- _Source data_

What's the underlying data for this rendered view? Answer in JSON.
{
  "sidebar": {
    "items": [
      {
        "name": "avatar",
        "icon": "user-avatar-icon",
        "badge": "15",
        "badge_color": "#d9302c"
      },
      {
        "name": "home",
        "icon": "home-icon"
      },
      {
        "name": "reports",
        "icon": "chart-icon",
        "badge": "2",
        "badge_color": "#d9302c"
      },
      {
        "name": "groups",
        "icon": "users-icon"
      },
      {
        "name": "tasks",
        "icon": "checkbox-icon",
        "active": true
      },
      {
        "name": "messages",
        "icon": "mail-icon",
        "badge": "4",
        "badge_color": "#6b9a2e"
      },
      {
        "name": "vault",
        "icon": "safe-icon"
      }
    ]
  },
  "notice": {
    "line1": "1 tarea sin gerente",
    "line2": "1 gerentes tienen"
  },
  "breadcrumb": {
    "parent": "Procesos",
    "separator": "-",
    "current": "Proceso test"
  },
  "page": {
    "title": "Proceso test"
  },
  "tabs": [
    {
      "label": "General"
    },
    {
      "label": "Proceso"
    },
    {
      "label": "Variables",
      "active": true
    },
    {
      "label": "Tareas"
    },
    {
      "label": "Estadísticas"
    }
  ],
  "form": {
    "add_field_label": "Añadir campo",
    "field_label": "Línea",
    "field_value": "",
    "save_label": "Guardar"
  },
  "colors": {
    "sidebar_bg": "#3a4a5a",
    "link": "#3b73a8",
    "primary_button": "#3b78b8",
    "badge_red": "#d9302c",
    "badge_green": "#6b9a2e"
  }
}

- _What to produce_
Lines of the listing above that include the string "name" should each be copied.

- _Result of the exercise_
        "name": "avatar",
        "name": "home",
        "name": "reports",
        "name": "groups",
        "name": "tasks",
        "name": "messages",
        "name": "vault",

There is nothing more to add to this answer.